How to Sign In
American Government and Politics Blog
cancel
Showing results for 
Search instead for 
Did you mean: 
X
The Great Flag Flap
143 Views
0 Comments

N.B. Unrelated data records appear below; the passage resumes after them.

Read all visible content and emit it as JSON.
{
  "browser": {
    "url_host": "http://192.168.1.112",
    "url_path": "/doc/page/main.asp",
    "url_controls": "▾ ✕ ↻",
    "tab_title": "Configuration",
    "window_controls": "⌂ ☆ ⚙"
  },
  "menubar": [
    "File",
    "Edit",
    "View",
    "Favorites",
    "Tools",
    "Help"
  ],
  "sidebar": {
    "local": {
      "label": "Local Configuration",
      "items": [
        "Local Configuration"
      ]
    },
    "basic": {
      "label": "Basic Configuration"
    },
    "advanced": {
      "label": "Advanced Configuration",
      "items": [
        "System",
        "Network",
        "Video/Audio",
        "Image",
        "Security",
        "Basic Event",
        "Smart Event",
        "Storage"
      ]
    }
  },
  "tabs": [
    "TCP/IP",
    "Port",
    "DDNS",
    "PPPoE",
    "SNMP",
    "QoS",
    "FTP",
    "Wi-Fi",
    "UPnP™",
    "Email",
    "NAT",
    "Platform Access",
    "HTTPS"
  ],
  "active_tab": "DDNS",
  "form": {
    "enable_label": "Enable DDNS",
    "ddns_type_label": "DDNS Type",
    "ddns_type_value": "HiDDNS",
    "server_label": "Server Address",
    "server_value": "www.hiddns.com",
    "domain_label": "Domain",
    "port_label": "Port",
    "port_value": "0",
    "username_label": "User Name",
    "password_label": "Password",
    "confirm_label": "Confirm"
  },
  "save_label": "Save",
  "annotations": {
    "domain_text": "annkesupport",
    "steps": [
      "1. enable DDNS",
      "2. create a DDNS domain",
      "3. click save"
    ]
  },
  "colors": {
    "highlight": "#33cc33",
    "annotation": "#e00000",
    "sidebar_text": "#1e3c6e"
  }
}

The small town of Statesville, NC became the center of nationwide attention in May when they sued a local sporting company to remove their extra large American flag.  The Charlotte Observer reported “Just in time for Memorial Day, one North Carolina city has filed a lawsuit to force an RV store to pull down a 40-foot by 80-foot U.S. flag because it’s too large, reports WBTV and other news outlets. To put the 3,200-square-foot size in perspective, that’s about 1,000 square feet bigger than the average Starbucks. Statesville, N.C., officials say the U.S. flag at Gander RV is nearly twice the size of what is specified in city codes for “signs and other outdoor marketing devices,” says WBTV.

 

The company had received a permit to fly a 40 foot by 25-foot flag, however they raised a much larger one. After multiple requests for the appropriate size flag to be flown, the city fined the company $50.00 a day.  This news led to a social media backlash that quickly became ugly.  A petition was started to have the law changed, and images such as the one below because common place on Facebook.  Those social media discussions became ultrapatriotic.  When one commentator asked if citizens should be required to follow the law, they were told to “just move to Iraq.” Even Veterans who pointed out that the flag could not be lowered to half-mast or lowered and raised each morning or evening were challenged.  Others who asked what would happen if the flag broke loose were shamed for being concerned about safety.

 

Statesville Flag.jpg

 

 

As the issue went viral, the CEO visited Statesville and hit the airways.  Watch the events unfold below as the city caves to pressure.  The entire event creates great classroom discussion about the power of social media, ultra-patriotism and social deviance.    But the question remains, is it really okay to knowingly break a law?  This time the discussion is over a flag, but next time?